Meanwhile, AI tech is revolutionising the planning and buying process, doing work in digital media, as well as traditional broadcast and out-of-home media. Day-to-day activities that form the backbone of any media agency: reporting, auditing, spot-checking, etc., can be fully automated to help specialists focus on strategy and creativity.
With a paradigm shift into machine intelligence, we can derive insight from, and act upon, rapidly expanding data sets we collect. In personalised retargeting, inter alia, decisions about products that should be shown on ads are typically made in less than 10 milliseconds, faster than it takes to blink a human eye.
Incorporating self-learning algorithms has made it possible to analyse people as individuals, rather than ordinary segmentation into predicted groups. It allows marketers to buy media that can appeal to a user’s behaviour proactively, instead of reactively. There is also no more the matter of where a particular ad is placed, but to whom the banner is shown. Machines can follow a target group and tailor ads to the behavior and preferences of a user in an ultra-precise way that humans just can’t do.
Creative directors vs algorithms: producing video ads
Artificial Intelligence is also stepping up to tackle the world of creativity. If you haven’t seen it yet, check out Saatchi & Saatchi’s film – conceived, edited and directed by machines.
McCann Erickson Japan took AI to the next level, in a creative battle by pitting the the world’s first robot Creative Director called AI-CD β, against human counterpart, creative Director Mitsuru Kuramoto. Both were given the task of creating an ad spot which people judged by voting.
Although the computer was able to give creative direction for commercials or draw from a database of tagged and analyse TV commercials from the past, it appeared humanity had triumphed, as Kuramoto won 54 per cent of the vote compared to his AI counterpart: 46 per cent. But that number is awfully close to being even, and one could just as easily assume one day the figures may be swapped.
For now, it shows that in the creative landscape, human interaction and empathy might still be what prevents us from being indistinguishable (and perhaps replaceable by machines).
The AI apocalypse is actually a hot subject of literary and philosophical debate.
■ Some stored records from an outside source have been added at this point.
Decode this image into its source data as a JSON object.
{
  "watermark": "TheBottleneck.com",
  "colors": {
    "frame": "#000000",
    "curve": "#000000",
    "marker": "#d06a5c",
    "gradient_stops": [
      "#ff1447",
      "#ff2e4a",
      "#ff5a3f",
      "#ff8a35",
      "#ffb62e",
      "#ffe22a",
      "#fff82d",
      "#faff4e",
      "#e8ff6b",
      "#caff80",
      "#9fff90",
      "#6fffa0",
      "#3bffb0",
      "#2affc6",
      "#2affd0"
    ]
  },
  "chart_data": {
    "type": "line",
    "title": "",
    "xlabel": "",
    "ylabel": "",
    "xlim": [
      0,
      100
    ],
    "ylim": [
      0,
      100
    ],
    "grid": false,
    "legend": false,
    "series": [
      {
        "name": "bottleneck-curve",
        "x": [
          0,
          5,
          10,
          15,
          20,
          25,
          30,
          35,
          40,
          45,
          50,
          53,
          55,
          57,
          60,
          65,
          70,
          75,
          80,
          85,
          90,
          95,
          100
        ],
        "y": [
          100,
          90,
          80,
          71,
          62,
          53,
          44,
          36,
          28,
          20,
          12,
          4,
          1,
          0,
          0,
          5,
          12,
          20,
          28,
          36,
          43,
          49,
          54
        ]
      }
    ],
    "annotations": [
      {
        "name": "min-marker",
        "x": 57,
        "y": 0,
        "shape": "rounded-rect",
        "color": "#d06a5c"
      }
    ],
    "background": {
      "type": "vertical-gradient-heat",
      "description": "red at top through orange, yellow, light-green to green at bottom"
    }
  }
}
One instance of the future was imagined by computer scientist, Eliezer Yudkowsky, in a paper from the 2008 book, Global Catastrophic Risks: “It would be physically possible to build a brain that computed a million times as fast as a human brain… If a human mind were thus accelerated, a subjective year of thinking would be accomplished for every 31 physical seconds in the outside world, and a millennium would fly by in eight-and-a-half hours.” Yudkowsky thinks that if we don’t get on top of this now it will be too late. “AI runs on a different timescale than you do; by the time your neurons finish thinking the words ‘I should do something’ you have already lost.”
To add reality to this stark future, a new PwC report has found that 38 per cent of US jobs will be replaced by robots and artificial intelligence by the early 2030s.
Time will tell if AI can learn to be even more creative and effective than human minds and how it will influence workplaces. But for now, it will drive the growth of many new jobs – including some entirely new categories. According to the World Economic Forum, 65 per cent of children entering primary school today will end up in jobs that currently don’t exist; some roles will become extinct, others will be created.
What we already know about the marketing industry is that when algorithms are able to learn from data, it makes it easier for brands to understand customers on a larger, more global scale rather than just as separate, local entities. What we humans do with this newfound power remains yet to be seen.